×

New UMass lab will bring more, better, faster, cheaper virus tests 



Staff Writer
Tuesday, September 15, 2020

AMHERST — The University of Massachusetts will open a new lab in its Institute for Applied Life Sciences to conduct its own COVID-19 testing, which will counter supply shortages and save the university millions of dollars. 

UMass researchers already develop COVID-19 testing using a combination of facilities at other locations, such as the Broad Institute of MIT and Harvard. But the new facility, set to open by the end of the month, will allow the university to process thousands of tests on campus each week and better respond to potential outbreaks, according to Peter Reinhart, founding director Institute for Applied Life Sciences.

UMass policy currently states that all students must be tested twice a week. But with the production of the lab, the university is ramping up its abilities to perform adaptive testing. In other words, if certain populations on campus — possibly residents of a particular dorm or members of a sports team — experience higher incidents of COVID-19, the university will have more resources to increase the frequency of testing of these groups, even among students who are completely asymptomatic, but still may be infected and contagious.

These testing capabilities are critical in keeping COVID-19 cases low, according to Reinhart.

“A combination of social distancing, PPE and frequent testing at least once or twice a week is probably the best recipe that we have right now to keep our student population safe,” Reinhart said.

Nearly all external COVID-19 testing suppliers also have supply chain issues, Reinhard said. By producing the tests internally, the university can continue to process thousands of tests per week and increase testing if needed.

The internal production and processing also saves the university millions of dollars that it otherwise would have needed to pay outside companies, Reinhart said. Savings could amount to $10 million per semester, he said, though the exact number will depend on how many students need to be tested and how often they are tested.

The lab uses RT-PCR testing — the “gold standard” of COVID-19 testing in terms of accuracy, Reinhart said. 

The University of Massachusetts has recorded 10 positive cases so far, according to the university’s COVID-19 dashboard, and has performed 20,752 tests overall. This low incidence of positive COVID-19 tests is “a fantastic position to be in,” Reinhart said, though he noted that the semester is still in its early days.

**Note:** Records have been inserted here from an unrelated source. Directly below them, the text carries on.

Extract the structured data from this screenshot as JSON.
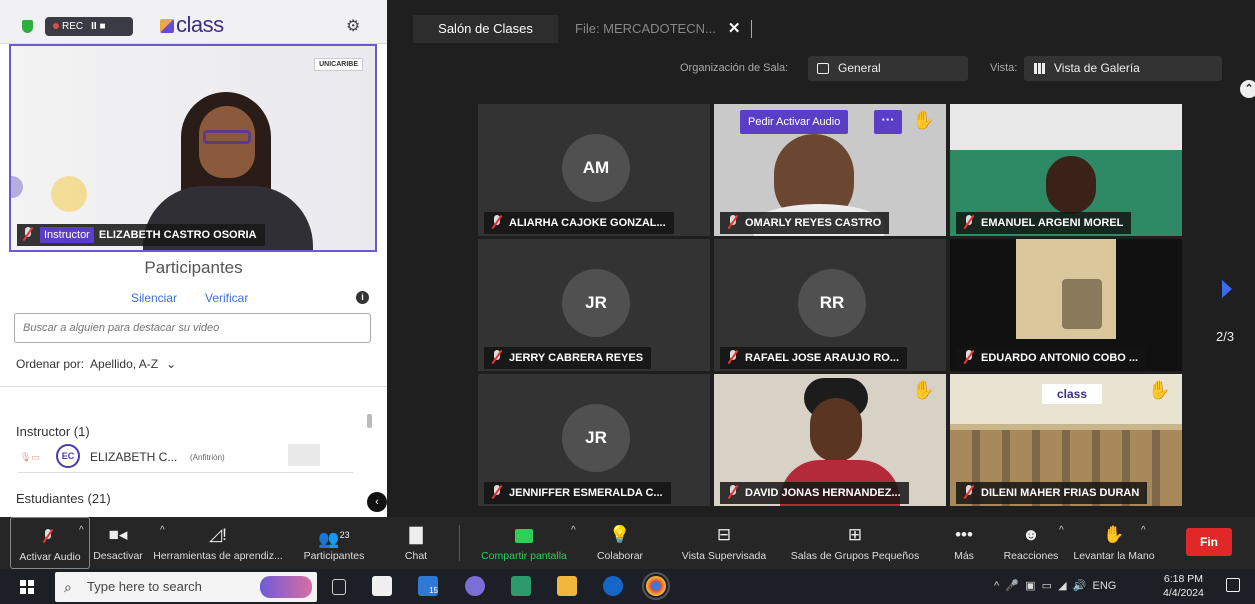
{
  "recording": {
    "label": "REC",
    "controls": "II"
  },
  "app": {
    "logo_text": "class"
  },
  "instructor_video": {
    "badge": "Instructor",
    "name": "ELIZABETH CASTRO OSORIA",
    "watermark": "UNICARIBE"
  },
  "participants_panel": {
    "title": "Participantes",
    "mute_all": "Silenciar",
    "verify": "Verificar",
    "search_placeholder": "Buscar a alguien para destacar su video",
    "sort_label": "Ordenar por:",
    "sort_value": "Apellido, A-Z",
    "instructor_section": "Instructor (1)",
    "instructor_row": {
      "initials": "EC",
      "name": "ELIZABETH C...",
      "role": "(Anfitrión)"
    },
    "students_section": "Estudiantes (21)"
  },
  "tabs": [
    {
      "label": "Salón de Clases",
      "active": true
    },
    {
      "label": "File: MERCADOTECN...",
      "active": false
    }
  ],
  "room_controls": {
    "org_label": "Organización de Sala:",
    "org_value": "General",
    "view_label": "Vista:",
    "view_value": "Vista de Galería"
  },
  "gallery": {
    "page_indicator": "2/3",
    "request_audio": "Pedir Activar Audio",
    "more": "···",
    "tiles": [
      {
        "initials": "AM",
        "name": "ALIARHA CAJOKE GONZAL..."
      },
      {
        "initials": "",
        "name": "OMARLY REYES CASTRO"
      },
      {
        "initials": "",
        "name": "EMANUEL ARGENI MOREL"
      },
      {
        "initials": "JR",
        "name": "JERRY CABRERA REYES"
      },
      {
        "initials": "RR",
        "name": "RAFAEL JOSE ARAUJO RO..."
      },
      {
        "initials": "",
        "name": "EDUARDO ANTONIO COBO ..."
      },
      {
        "initials": "JR",
        "name": "JENNIFFER ESMERALDA C..."
      },
      {
        "initials": "",
        "name": "DAVID JONAS HERNANDEZ..."
      },
      {
        "initials": "",
        "name": "DILENI MAHER FRIAS DURAN"
      }
    ],
    "slide_logo": "class"
  },
  "toolbar": {
    "audio": "Activar Audio",
    "video": "Desactivar",
    "tools": "Herramientas de aprendiz...",
    "participants": "Participantes",
    "participants_count": "23",
    "chat": "Chat",
    "share": "Compartir pantalla",
    "collab": "Colaborar",
    "supervised": "Vista Supervisada",
    "breakout": "Salas de Grupos Pequeños",
    "more": "Más",
    "reactions": "Reacciones",
    "raise_hand": "Levantar la Mano",
    "end": "Fin"
  },
  "taskbar": {
    "search_placeholder": "Type here to search",
    "language": "ENG",
    "time": "6:18 PM",
    "date": "4/4/2024",
    "mail_badge": "15"
  },
  "colors": {
    "accent": "#5b3ec8",
    "end": "#e02828",
    "share": "#2fcf57"
  }
}
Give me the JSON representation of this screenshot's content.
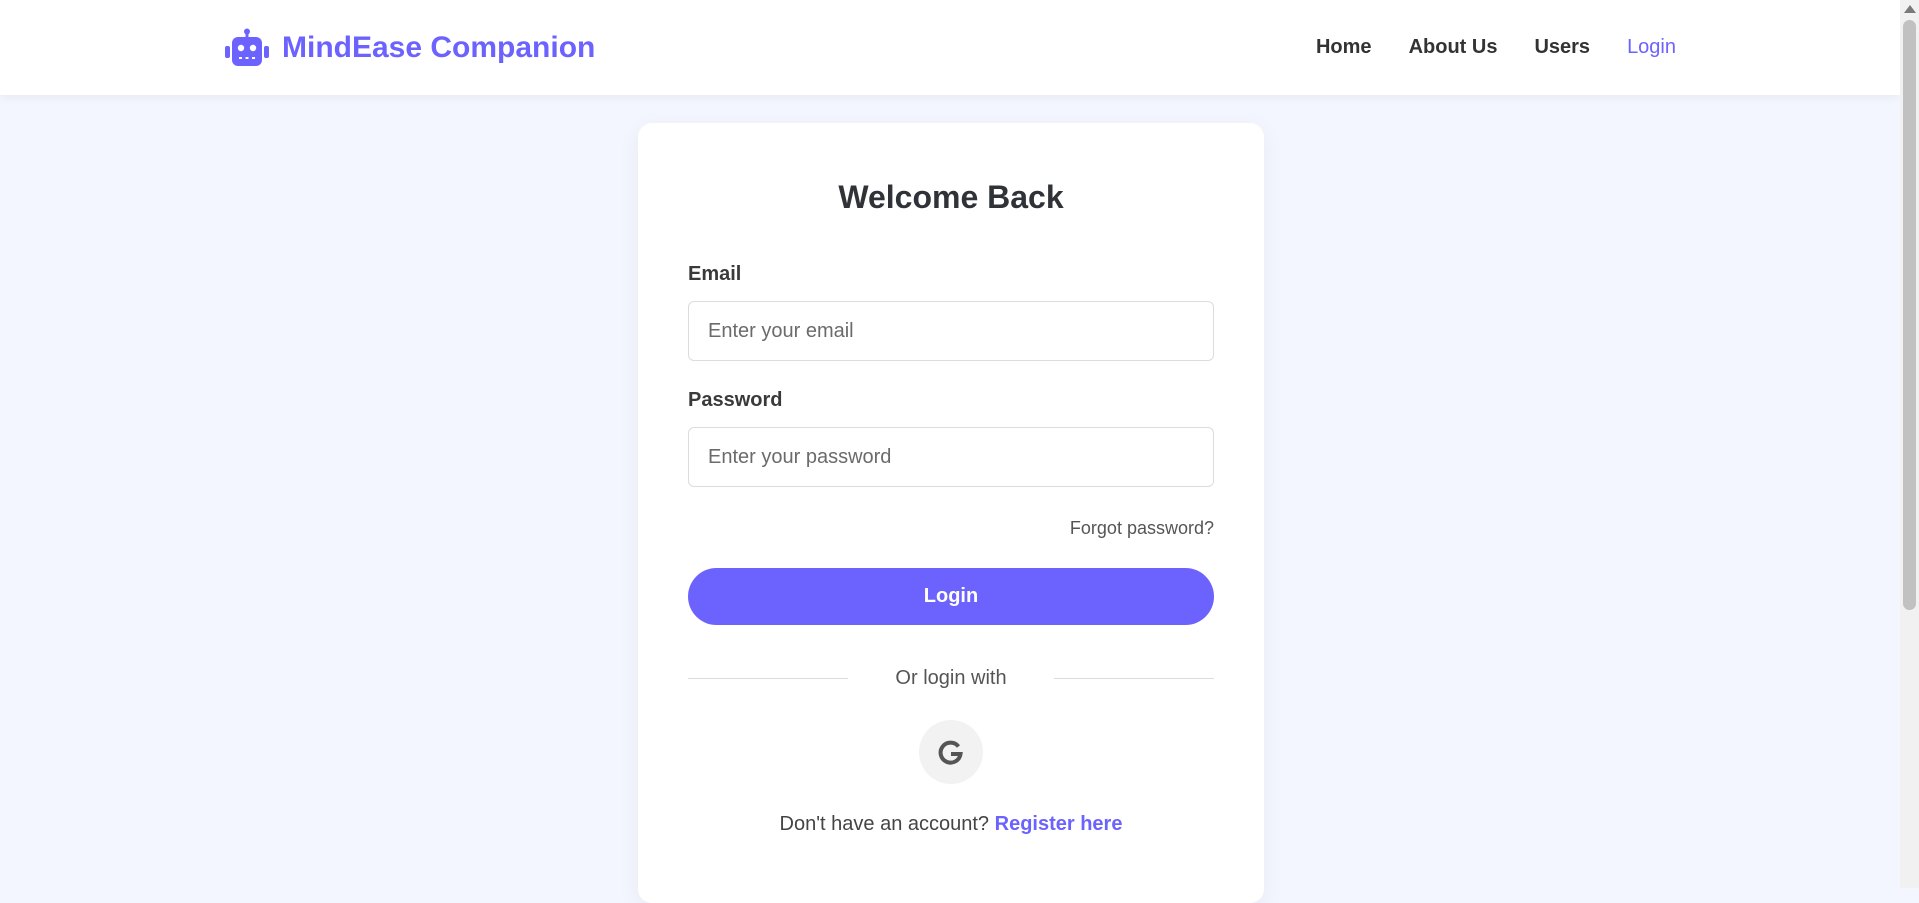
{
  "brand": {
    "name": "MindEase Companion",
    "icon": "robot-icon",
    "color": "#6c63ff"
  },
  "nav": {
    "items": [
      {
        "label": "Home"
      },
      {
        "label": "About Us"
      },
      {
        "label": "Users"
      },
      {
        "label": "Login",
        "active": true
      }
    ]
  },
  "login": {
    "title": "Welcome Back",
    "email": {
      "label": "Email",
      "placeholder": "Enter your email",
      "value": ""
    },
    "password": {
      "label": "Password",
      "placeholder": "Enter your password",
      "value": ""
    },
    "forgot": "Forgot password?",
    "submit": "Login",
    "divider": "Or login with",
    "social": [
      {
        "icon": "google-icon"
      }
    ],
    "register_prompt": "Don't have an account?",
    "register_link": "Register here"
  },
  "colors": {
    "accent": "#6c63ff",
    "background": "#f3f6fe",
    "card": "#ffffff"
  }
}
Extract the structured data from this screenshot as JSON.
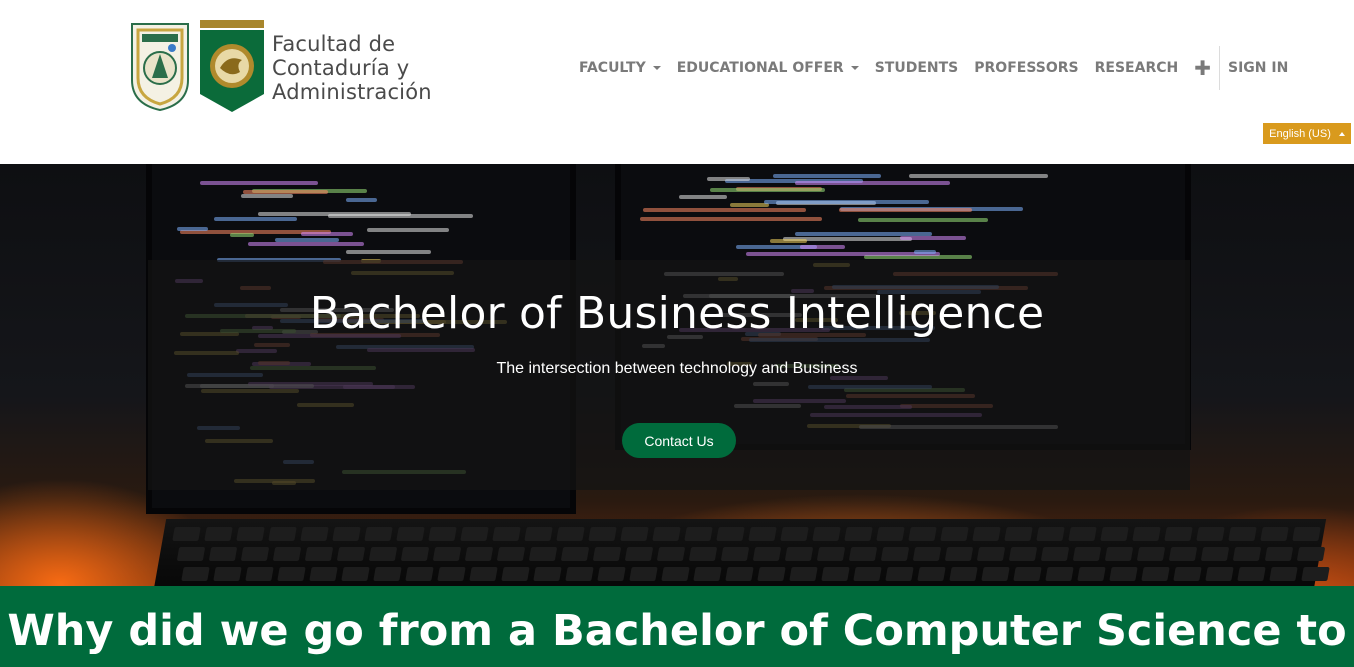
{
  "brand": {
    "line1": "Facultad de",
    "line2": "Contaduría y",
    "line3": "Administración"
  },
  "nav": {
    "items": [
      {
        "label": "FACULTY",
        "dropdown": true
      },
      {
        "label": "EDUCATIONAL OFFER",
        "dropdown": true
      },
      {
        "label": "STUDENTS",
        "dropdown": false
      },
      {
        "label": "PROFESSORS",
        "dropdown": false
      },
      {
        "label": "RESEARCH",
        "dropdown": false
      }
    ],
    "plus": "✚",
    "signin": "SIGN IN"
  },
  "language": {
    "label": "English (US)"
  },
  "hero": {
    "title": "Bachelor of Business Intelligence",
    "subtitle": "The intersection between technology and Business",
    "cta": "Contact Us"
  },
  "band": {
    "title": "Why did we go from a Bachelor of Computer Science to"
  },
  "colors": {
    "green": "#006b3c",
    "gold": "#d99a1d",
    "nav_text": "#7a7a7a"
  }
}
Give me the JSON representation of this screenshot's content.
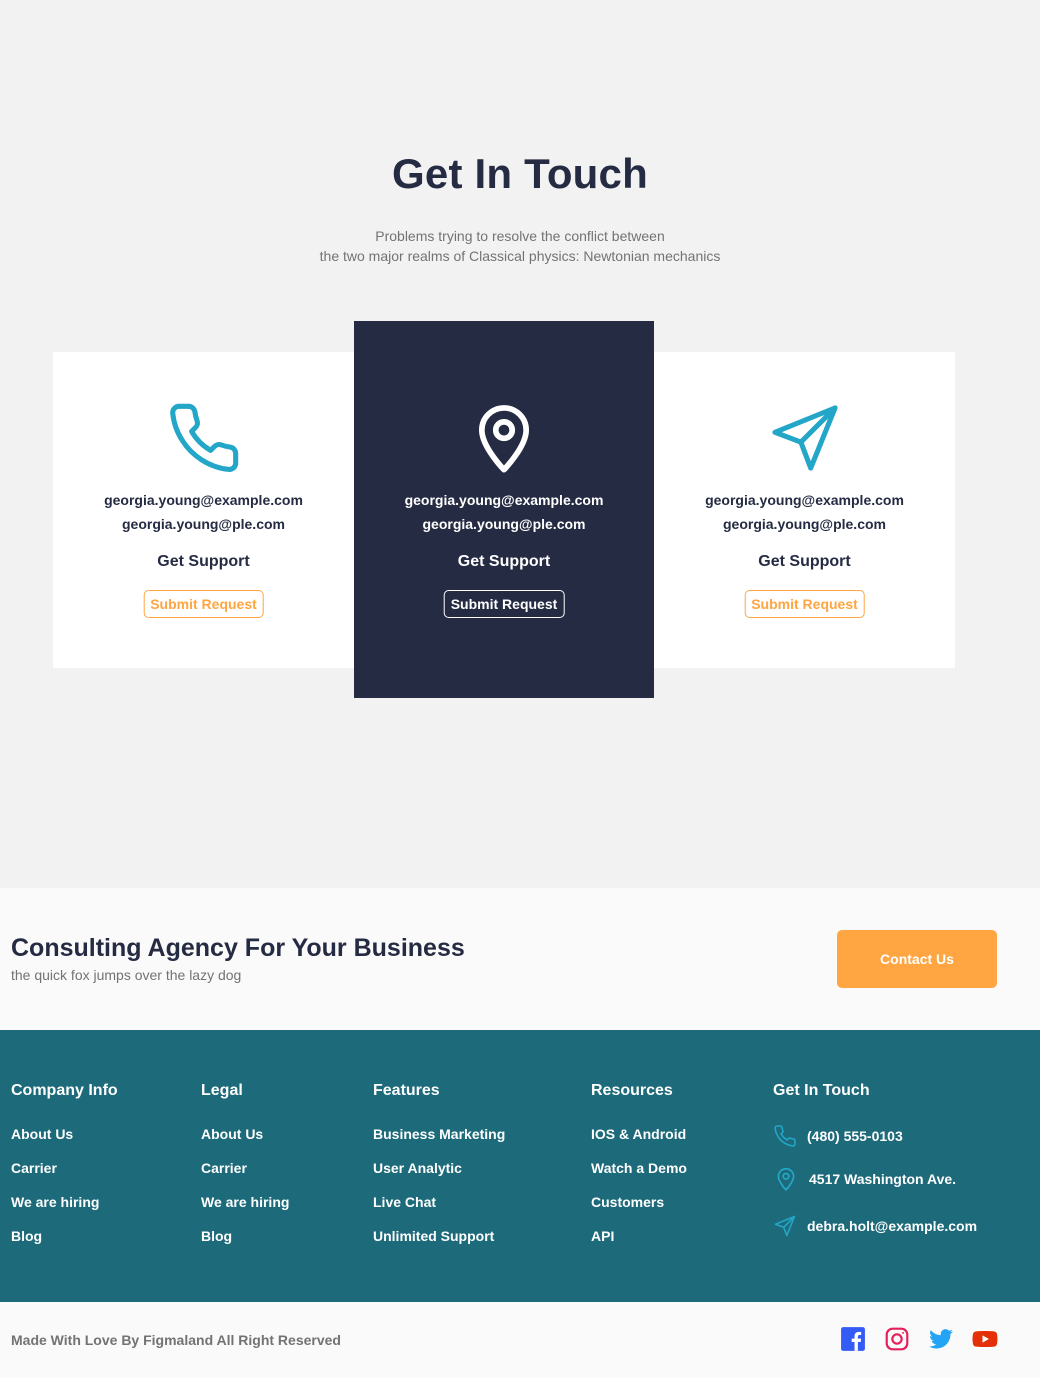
{
  "hero": {
    "title": "Get In Touch",
    "subtitle_line1": "Problems trying to resolve the conflict between",
    "subtitle_line2": "the two major realms of Classical physics: Newtonian mechanics"
  },
  "cards": [
    {
      "icon": "phone-icon",
      "email1": "georgia.young@example.com",
      "email2": "georgia.young@ple.com",
      "title": "Get Support",
      "button": "Submit Request"
    },
    {
      "icon": "location-pin-icon",
      "email1": "georgia.young@example.com",
      "email2": "georgia.young@ple.com",
      "title": "Get Support",
      "button": "Submit Request"
    },
    {
      "icon": "paper-plane-icon",
      "email1": "georgia.young@example.com",
      "email2": "georgia.young@ple.com",
      "title": "Get Support",
      "button": "Submit Request"
    }
  ],
  "cta": {
    "title": "Consulting Agency For Your Business",
    "subtitle": "the quick fox jumps over the lazy dog",
    "button": "Contact Us"
  },
  "footer": {
    "columns": [
      {
        "title": "Company Info",
        "links": [
          "About Us",
          "Carrier",
          "We are hiring",
          "Blog"
        ]
      },
      {
        "title": "Legal",
        "links": [
          "About Us",
          "Carrier",
          "We are hiring",
          "Blog"
        ]
      },
      {
        "title": "Features",
        "links": [
          "Business Marketing",
          "User Analytic",
          "Live Chat",
          "Unlimited Support"
        ]
      },
      {
        "title": "Resources",
        "links": [
          "IOS & Android",
          "Watch a Demo",
          "Customers",
          "API"
        ]
      }
    ],
    "contact": {
      "title": "Get In Touch",
      "phone": "(480) 555-0103",
      "address": "4517 Washington Ave.",
      "email": "debra.holt@example.com"
    }
  },
  "bottom": {
    "copyright": "Made With Love By Figmaland All Right Reserved",
    "social": [
      "facebook-icon",
      "instagram-icon",
      "twitter-icon",
      "youtube-icon"
    ]
  },
  "colors": {
    "primary_dark": "#252b42",
    "accent_orange": "#ffa541",
    "icon_teal": "#23a6c8",
    "footer_teal": "#1d6a7a",
    "muted_text": "#737373"
  }
}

But, he said, the university is in “a good starting position,” and “frequent and and readily available testing is one of the major ingredients” keeping COVID-19 rates at Massachusetts universities lower than frequencies recorded at universities in other states.

Jacquelyn Voghel can be reached at jvoghel@gazettenet.com.